These records are to be written out exactly as they read, minus the pictures.

══ RECORDED INFORMATION ══

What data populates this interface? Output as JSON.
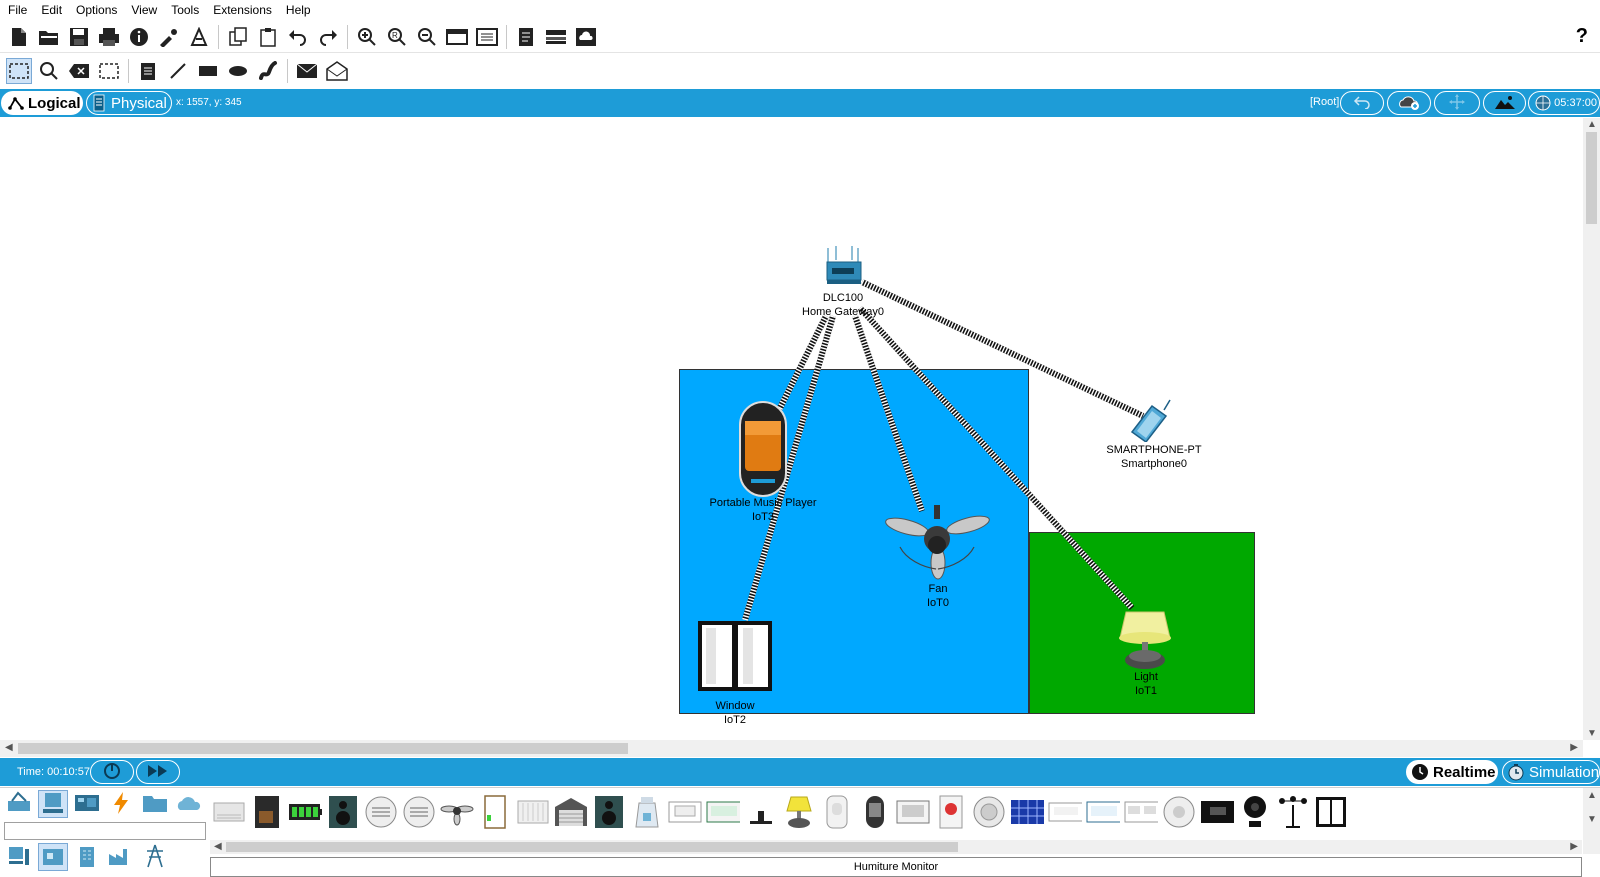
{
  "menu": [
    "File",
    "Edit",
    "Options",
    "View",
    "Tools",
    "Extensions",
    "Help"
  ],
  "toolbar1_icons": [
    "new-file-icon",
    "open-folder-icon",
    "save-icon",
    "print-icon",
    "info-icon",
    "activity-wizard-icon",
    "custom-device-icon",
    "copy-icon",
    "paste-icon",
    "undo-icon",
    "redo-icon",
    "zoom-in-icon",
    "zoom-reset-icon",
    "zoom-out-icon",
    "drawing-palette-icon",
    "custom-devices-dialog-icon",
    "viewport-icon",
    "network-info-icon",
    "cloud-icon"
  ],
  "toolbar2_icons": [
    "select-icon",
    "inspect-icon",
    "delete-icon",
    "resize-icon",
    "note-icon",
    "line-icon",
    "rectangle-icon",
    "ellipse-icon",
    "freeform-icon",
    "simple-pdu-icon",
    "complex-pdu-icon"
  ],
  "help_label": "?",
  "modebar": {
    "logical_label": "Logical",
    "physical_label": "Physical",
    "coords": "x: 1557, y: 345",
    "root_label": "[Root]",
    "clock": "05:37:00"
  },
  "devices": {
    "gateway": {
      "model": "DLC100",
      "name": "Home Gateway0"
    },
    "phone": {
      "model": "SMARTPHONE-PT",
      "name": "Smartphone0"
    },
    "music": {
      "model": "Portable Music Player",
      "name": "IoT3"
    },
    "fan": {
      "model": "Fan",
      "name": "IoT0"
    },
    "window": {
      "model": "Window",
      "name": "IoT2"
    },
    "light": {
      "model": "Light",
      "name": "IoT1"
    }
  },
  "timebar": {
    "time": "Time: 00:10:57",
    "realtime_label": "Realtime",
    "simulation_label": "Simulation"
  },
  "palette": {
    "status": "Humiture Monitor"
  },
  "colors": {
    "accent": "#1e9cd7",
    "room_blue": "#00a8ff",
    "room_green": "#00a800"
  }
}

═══

#### EXERCISE RESPONSE:
What data populates this interface? Output as JSON.
{
  "menu": [
    "File",
    "Edit",
    "Options",
    "View",
    "Tools",
    "Extensions",
    "Help"
  ],
  "toolbar1_icons": [
    "new-file-icon",
    "open-folder-icon",
    "save-icon",
    "print-icon",
    "info-icon",
    "activity-wizard-icon",
    "custom-device-icon",
    "copy-icon",
    "paste-icon",
    "undo-icon",
    "redo-icon",
    "zoom-in-icon",
    "zoom-reset-icon",
    "zoom-out-icon",
    "drawing-palette-icon",
    "custom-devices-dialog-icon",
    "viewport-icon",
    "network-info-icon",
    "cloud-icon"
  ],
  "toolbar2_icons": [
    "select-icon",
    "inspect-icon",
    "delete-icon",
    "resize-icon",
    "note-icon",
    "line-icon",
    "rectangle-icon",
    "ellipse-icon",
    "freeform-icon",
    "simple-pdu-icon",
    "complex-pdu-icon"
  ],
  "help_label": "?",
  "modebar": {
    "logical_label": "Logical",
    "physical_label": "Physical",
    "coords": "x: 1557, y: 345",
    "root_label": "[Root]",
    "clock": "05:37:00"
  },
  "devices": {
    "gateway": {
      "model": "DLC100",
      "name": "Home Gateway0"
    },
    "phone": {
      "model": "SMARTPHONE-PT",
      "name": "Smartphone0"
    },
    "music": {
      "model": "Portable Music Player",
      "name": "IoT3"
    },
    "fan": {
      "model": "Fan",
      "name": "IoT0"
    },
    "window": {
      "model": "Window",
      "name": "IoT2"
    },
    "light": {
      "model": "Light",
      "name": "IoT1"
    }
  },
  "timebar": {
    "time": "Time: 00:10:57",
    "realtime_label": "Realtime",
    "simulation_label": "Simulation"
  },
  "palette": {
    "status": "Humiture Monitor"
  },
  "colors": {
    "accent": "#1e9cd7",
    "room_blue": "#00a8ff",
    "room_green": "#00a800"
  }
}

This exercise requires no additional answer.